"Whoso would be a man must be a nonconformist. He who would gather immortal palms must not be hindered by the name of goodness, but must explore if it be goodness. Nothing is at last sacred but the integrity of your own mind. Absolve you to yourself, and you shall have the suffrage of the world."
Listening to yourself and trusting your own judgement will inevitably force you to stand alone. To not immediately accept the popular view of the moment. To take an opposing view. And the strength to do that - the willingness to do that - can only come from the integrity and freedom of thinking for yourself. And then trusting those thoughts in the face of opposition. In the face of popular opinion. In the face of a lot of criticism. Learning to listen and hear, but not be swayed, by the arguments of others, regardless of station. To face family and friends and peers in order to follow what you know to be true, that is the mark of self-leadership and that is the key to developing your truth. To developing the way to speak, quietly and clearly - with all the conviction in your soul. To face the unknown reprobation that might accompany your thoughts with the confidence of all of your being. That is self-leadership and self-leadership is an absolute requirement for leading others. The greatest leaders we study throughout history all had one thing in common...they were extremely sure that the course they had chosen, was exactly the right one for them. In the face of anything else, they placed their ultimate faith in themselves.

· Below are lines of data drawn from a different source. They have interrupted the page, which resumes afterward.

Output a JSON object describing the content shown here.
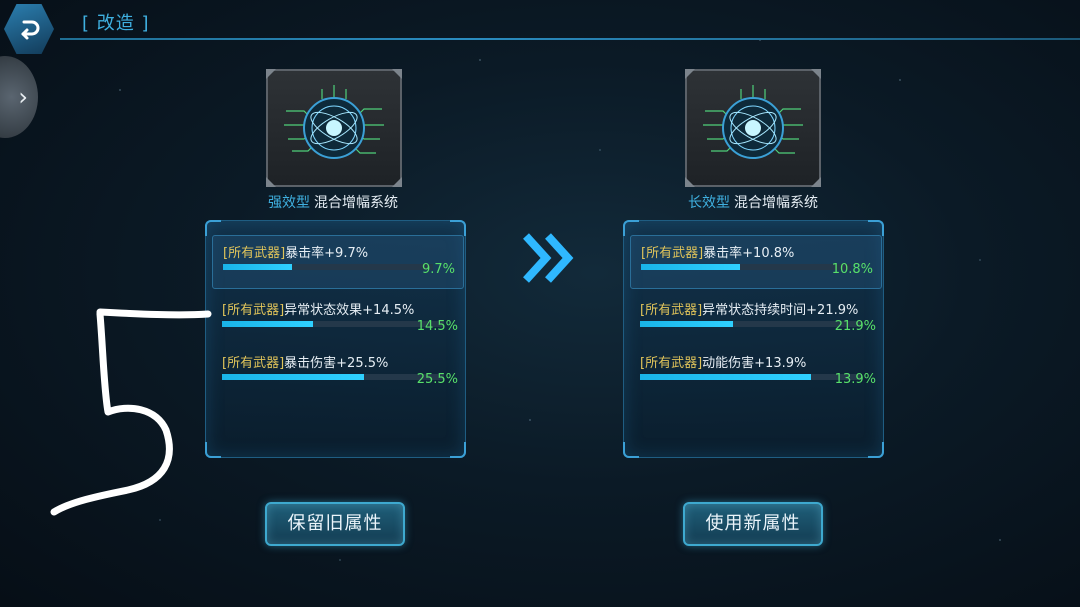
{
  "header": {
    "title": "[ 改造 ]"
  },
  "left": {
    "item_type": "强效型",
    "item_name": "混合增幅系统",
    "stats": [
      {
        "tag": "[所有武器]",
        "text": "暴击率+9.7%",
        "value": "9.7%",
        "fill_fraction": 0.33
      },
      {
        "tag": "[所有武器]",
        "text": "异常状态效果+14.5%",
        "value": "14.5%",
        "fill_fraction": 0.41
      },
      {
        "tag": "[所有武器]",
        "text": "暴击伤害+25.5%",
        "value": "25.5%",
        "fill_fraction": 0.64
      }
    ],
    "button_label": "保留旧属性"
  },
  "right": {
    "item_type": "长效型",
    "item_name": "混合增幅系统",
    "stats": [
      {
        "tag": "[所有武器]",
        "text": "暴击率+10.8%",
        "value": "10.8%",
        "fill_fraction": 0.47
      },
      {
        "tag": "[所有武器]",
        "text": "异常状态持续时间+21.9%",
        "value": "21.9%",
        "fill_fraction": 0.42
      },
      {
        "tag": "[所有武器]",
        "text": "动能伤害+13.9%",
        "value": "13.9%",
        "fill_fraction": 0.77
      }
    ],
    "button_label": "使用新属性"
  },
  "colors": {
    "accent": "#3fb0e0",
    "value_green": "#58e06a",
    "tag_yellow": "#e0c45a",
    "bar_fill": "#19b4e8"
  },
  "icons": [
    "back-icon",
    "chevron-right-icon",
    "double-chevron-icon",
    "circuit-core-icon"
  ]
}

Learning to listen for the grain of truth in something that you hear or see amidst all the other noise and light is the first step toward developing true independence. Trusting that your internal judgement of the veracity and truth in what you heard is supreme and equal to all others helps develop self-trust. Self-trust produces a calmness and clarity that 'ring chasers' and 'flavor of the week' people cannot possess. And that calmness and clarity and honesty - that true conviction in what it is that you believe in - that allows you to speak your truth quietly. To think originally. To dream endlessly. And to lead completely.
When I take possession of myself, my thoughts, my words and my deeds - when I accept responsibility for them and stand by them in the face of all pressures to conform - when I do these things, then I am free of the worry of accusation or attack or reprobation. They no longer bind me to a thought process that is not my own. That is self-reliance, it is self-leadership, and those two are the keystone of building solid leaders. You cannot effectively lead others without them.
As always, your thoughts and comments are welcome.